Activity-Based Costing, Journal Entries, T-Accounts, and Preparing an Income Statement. Custom Furniture Company. The only difference is that this problem uses activity-based costing to allocate overhead costs rather than one plantwide rate. Recall that inventory beginning balances were $25,000 for raw materials inventory, $35,000 for work-in-process inventory, and $90,000 for finished goods inventory.
Management of Custom Furniture Company would like to use activity-based costing to allocate overhead costs totaling $1,140,000 rather than one plantwide rate based on direct labor hours.
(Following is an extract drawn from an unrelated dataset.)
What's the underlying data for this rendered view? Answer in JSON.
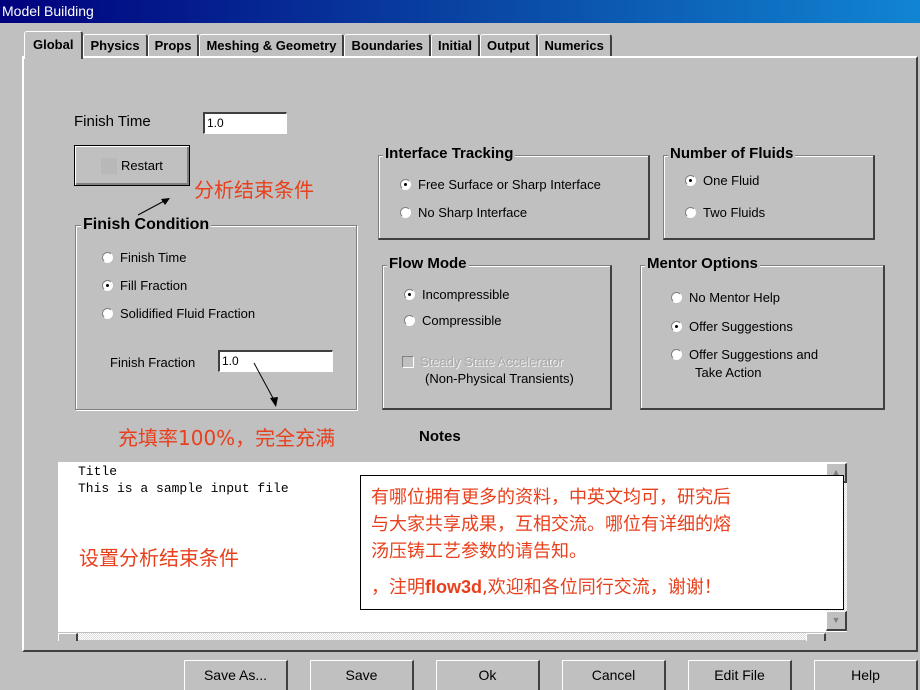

The following estimates are for the activities and related cost drivers identified as having the greatest impact on overhead costs.
Transactions for the month of May are shown as follows:
- Raw materials were purchased during the month for $15,000 on account.
- Raw materials totaling $21,000 were placed in production: $3,000 for indirect materials (glue, screws, nails, and the like) and $18,000 for direct materials (wood planks, hardware, etc.).
- Timesheets from the direct labor workforce show total costs of $40,000, to be paid the next month.
- Production supervisors and other indirect labor working in the factory are owed wages totaling $27,000.
- The following costs were incurred related to the factory: building depreciation of $29,000, insurance of $11,000 (originally recorded as prepaid insurance), utilities of $4,000 (to be paid the next month), and maintenance costs of $22,000 (paid immediately).
- Manufacturing overhead is applied to products based on the following cost driver activity for the month:
Number of purchase orders
Number of machine setups
Direct labor hours
- The following selling costs were incurred: wages of $5,000 (to be paid the next month), building rent of $3,000 (originally recorded as prepaid rent), and advertising totaling $10,000 (to be paid the next month).
- The following general and administrative (G&A) costs were incurred: wages of $13,000 (to be paid the next month), equipment depreciation of $6,000, and building rent of $7,000 (originally recorded as prepaid rent).
- Completed goods costing $155,000 were transferred out of work-in-process inventory.
- Sold goods for $100,000 on account and $90,000 cash.
- The goods sold in the previous transaction had a cost of $129,000.
- Closed the manufacturing overhead account to cost of goods sold.
Question1: Calculate the predetermined overhead rate for each activity.
Question2: Prepare T-accounts for the following accounts: cash, accounts receivable, prepaid insurance, prepaid rent, raw materials inventory, work-in-process inventory, finished goods inventory, accumulated depreciation (building and equipment), accounts payable, wages payable, manufacturing overhead, sales, cost of goods sold, advertising expense (selling), rent expense (selling), wages expense (selling), depreciation expense (G&A), rent expense (G&A), and wages expense (G&A). Enter beginning balances in T-accounts for the inventory accounts (raw materials, work in process, and finished goods).
Question3: Is overhead underapplied or overapplied for the month of May? Based on the balance in the manufacturing overhead T-account prepared in requirement c, prepare a journal entry for transaction 12.
Question4:Prepare a journal entry for each of the transactions 1 through 11, and post each entry to the T-accounts set up in requirement b. Label each entry in the T-accounts by transaction number, and total each T-account.